"We have a different view on what politics should be and what the way forward should be."

The father-of-one said he sees the big issues facing Newport as homelessness - particularly among armed forces veterans - transport, and death rates in the health services.

"The homeless people on our streets are there because of the failed policies of the past," he said.

The Democrats and Veterans Party is one of the newest political parties in the UK, having only been founded last year, and supports Brexit – including leaving with no deal if Parliament cannot come to an agreement.

Mr Taylor and his party colleagues are also in favour of the M4 relief road – but as only part of a wider investment in transport, including electrification of the rail line - and also believe the Welsh Assembly in its current form should be scrapped and replaced with a system where an organisation similar to the Welsh Local Government Association has control over decisions - with the ultimate say up to the people.

“Devolution has worked to a point, but it’s stagnated,” he said.

“It’s still working on the old systems of the past and failed policies of the past.

“The same as the EU, we say the Assembly and Westminster are broken and not fit for purpose.”

And he doesn't leave any room for doubt on the governments either side of the M4.

"Representative democracy has failed," he said.

"There is no two ways about that.

"Through direct democracy we want to give people back the voice and the power they deserve and should have.

"It's down to the people to decide of they want to go forward with the same failed systems of the past with the same failed politicians of the past, or whether they want a new voice or new way ahead."


Age: 38

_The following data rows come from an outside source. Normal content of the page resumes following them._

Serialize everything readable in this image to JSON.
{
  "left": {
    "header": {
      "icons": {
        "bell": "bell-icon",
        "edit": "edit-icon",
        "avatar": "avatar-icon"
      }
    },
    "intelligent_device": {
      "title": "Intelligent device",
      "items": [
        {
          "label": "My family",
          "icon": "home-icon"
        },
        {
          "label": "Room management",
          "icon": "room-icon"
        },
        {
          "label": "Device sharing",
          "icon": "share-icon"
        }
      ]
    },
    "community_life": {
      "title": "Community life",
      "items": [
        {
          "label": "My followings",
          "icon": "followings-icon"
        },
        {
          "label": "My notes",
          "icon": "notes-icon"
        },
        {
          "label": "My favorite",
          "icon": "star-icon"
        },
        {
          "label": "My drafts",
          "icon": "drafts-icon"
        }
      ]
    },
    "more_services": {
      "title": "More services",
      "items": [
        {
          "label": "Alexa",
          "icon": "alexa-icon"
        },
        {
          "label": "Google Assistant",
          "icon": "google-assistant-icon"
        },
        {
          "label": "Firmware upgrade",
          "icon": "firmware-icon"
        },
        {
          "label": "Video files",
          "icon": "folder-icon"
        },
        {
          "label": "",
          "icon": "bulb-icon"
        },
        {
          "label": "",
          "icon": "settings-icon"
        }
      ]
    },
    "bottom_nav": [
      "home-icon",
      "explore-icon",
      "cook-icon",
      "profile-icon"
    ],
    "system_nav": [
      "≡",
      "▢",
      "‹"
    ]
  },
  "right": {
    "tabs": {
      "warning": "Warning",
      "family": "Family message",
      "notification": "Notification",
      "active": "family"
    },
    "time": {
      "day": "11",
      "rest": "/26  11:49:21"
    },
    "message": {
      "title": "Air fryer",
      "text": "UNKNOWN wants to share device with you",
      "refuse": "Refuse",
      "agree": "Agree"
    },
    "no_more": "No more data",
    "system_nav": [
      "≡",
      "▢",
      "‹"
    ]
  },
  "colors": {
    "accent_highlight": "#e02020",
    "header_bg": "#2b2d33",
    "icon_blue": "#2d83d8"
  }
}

Originally from: Born in Germany, grew up in Newport

Education: Went to school in Duffryn, and later in Kent

Professional background: Served as a Bombadier with the Army reserves, including tours in Iraq and Afghanistan. Today works as a self-employed engineer

Political background: Has never run in an election before

Family: Lives with his girlfriend, has one son, 11

Hobbies: Spending time with family and friends


- Jonathan Clark, Plaid Cymru

- June Davies, Renew

- Matthew Evans, Conservative

- Neil Hamilton, Ukip

- Ruth Jones, Labour

- Ryan Jones, Lib Dem

- Ian McLean, SDP

- Hugh Nicklin, For Britain

- Richard Suchorzewski, the Abolish the Welsh Assembly Party

- Phillip Taylor, Democrats and Veterans Party

- Amelia Womack, Green Party